• There is no suggestion of using mains voltage here! Considering that the vessel wall is SS, the AC source voltage would very low- almost certainly less than 1 volt. Commented Feb 14, 2016 at 17:29
• At those kinds of voltage current points (potentially >10A at ~1V) I'd be a little worried about electrolytic effects (depending on the nature of the whole system), especially as 316 is 10-15% Cr! Commented Apr 22, 2022 at 16:32

There is no way you are going to move 1W of power through 12mm of SS, thin sheets are used for EMC shielding for a reason, it is decent at absorbing magnetic fields as well as electric ones.

Can you give more details about the device, maybe there are other methods of power transfer...

• Strictly speaking, you are confusing a power level which is required for an efficiency requirement which hasn't been given. If the experiment is "serious" enough that the chamber has a 12mm thick wall, I'd imagine something like 1% efficiency - 100 watts expended to couple 1 watt through - might not be unacceptable.
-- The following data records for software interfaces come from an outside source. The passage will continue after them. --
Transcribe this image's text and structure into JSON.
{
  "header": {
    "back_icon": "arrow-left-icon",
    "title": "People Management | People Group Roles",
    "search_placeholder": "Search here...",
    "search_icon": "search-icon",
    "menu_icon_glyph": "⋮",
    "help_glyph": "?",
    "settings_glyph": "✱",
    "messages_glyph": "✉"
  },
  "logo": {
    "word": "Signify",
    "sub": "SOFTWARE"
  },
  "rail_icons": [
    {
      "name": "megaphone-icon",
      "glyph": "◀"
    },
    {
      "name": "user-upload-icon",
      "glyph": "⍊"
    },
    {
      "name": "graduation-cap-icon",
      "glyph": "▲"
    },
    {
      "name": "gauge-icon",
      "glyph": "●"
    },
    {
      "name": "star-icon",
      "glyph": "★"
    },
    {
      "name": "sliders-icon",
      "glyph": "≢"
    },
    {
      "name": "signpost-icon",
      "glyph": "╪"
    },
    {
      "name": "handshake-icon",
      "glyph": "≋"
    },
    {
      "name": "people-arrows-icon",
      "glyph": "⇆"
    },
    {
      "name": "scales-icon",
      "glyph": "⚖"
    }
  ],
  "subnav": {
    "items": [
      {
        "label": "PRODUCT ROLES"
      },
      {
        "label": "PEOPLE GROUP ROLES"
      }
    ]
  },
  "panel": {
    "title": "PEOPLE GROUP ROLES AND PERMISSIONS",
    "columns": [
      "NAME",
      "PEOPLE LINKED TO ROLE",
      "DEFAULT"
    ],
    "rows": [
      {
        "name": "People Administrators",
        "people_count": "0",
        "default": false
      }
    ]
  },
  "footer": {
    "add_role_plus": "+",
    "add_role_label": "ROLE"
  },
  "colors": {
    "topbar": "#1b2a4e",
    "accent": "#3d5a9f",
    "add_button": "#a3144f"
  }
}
At what frequency that could be achieved is an interesting question. Of course whatever power regulator or filter or related stuff goes on the inside has to be vacuum rated (or at least not outgass problematically), a complication which may make the idea less interesting. Commented Dec 17, 2015 at 23:52

Would it be acceptable to replace the connector with a nickel-plated, ferrite/mild-steel 'core?'

If so, you could rabbet-joint & NASA low-gas-epoxy in a small diameter transformer core so that a portion of it sits flush with (or even behind, say, 1-2mm of un-removed SS) the 'device-side' surface, to closely couple the magnetic flux from your exterior coil to the base of your device, where your secondary windings are placed, to receive the power.

If that's not an option, then I guess there's always the "put a 300W electro-magnet on the outside of the SS & deal with the losses" approach. However, I'm guessing that you most likely aren't trying to design an induction cooker that heats your whole SS surface with 299W of power.

Also, while not generally a 'preferred' option, it may be 'feasible' to transfer a small amount of power through 12mm of SS using ultrasound (or other physical vibrations), rather than E/M coupling. This would be a "far from efficient" approach, and 1W would likely be approaching an upper-limit for plausibility, but if all else fails, it could be worth consideration.

At my opinion, typical double U-shaped transformer divided into two parts will solve the problem due to low permittivity and conductivity of vacuum steel. But there will be problems due to vacuum. Typical lamellar core has large and developed surface area and and thus will bring unacceptable contamination into vacuum system. The coil has same problem. Thus, it is necessary to make core yourself from bulk steel, make coil frame from PTFE or something other with low gassing, and wind the inside coil from wire washed with gasoline. Transformer should work at low frequency to reduce Eddy currents.

Another way is to use existing door or vacuum pipe, which is isolated from the chamber by rubber ring, as second electrode. (chamber is first) Typical KF or CF flanges can be made insulated by putting polyimide film between touching steel surfaces while not altering sealing surfaces.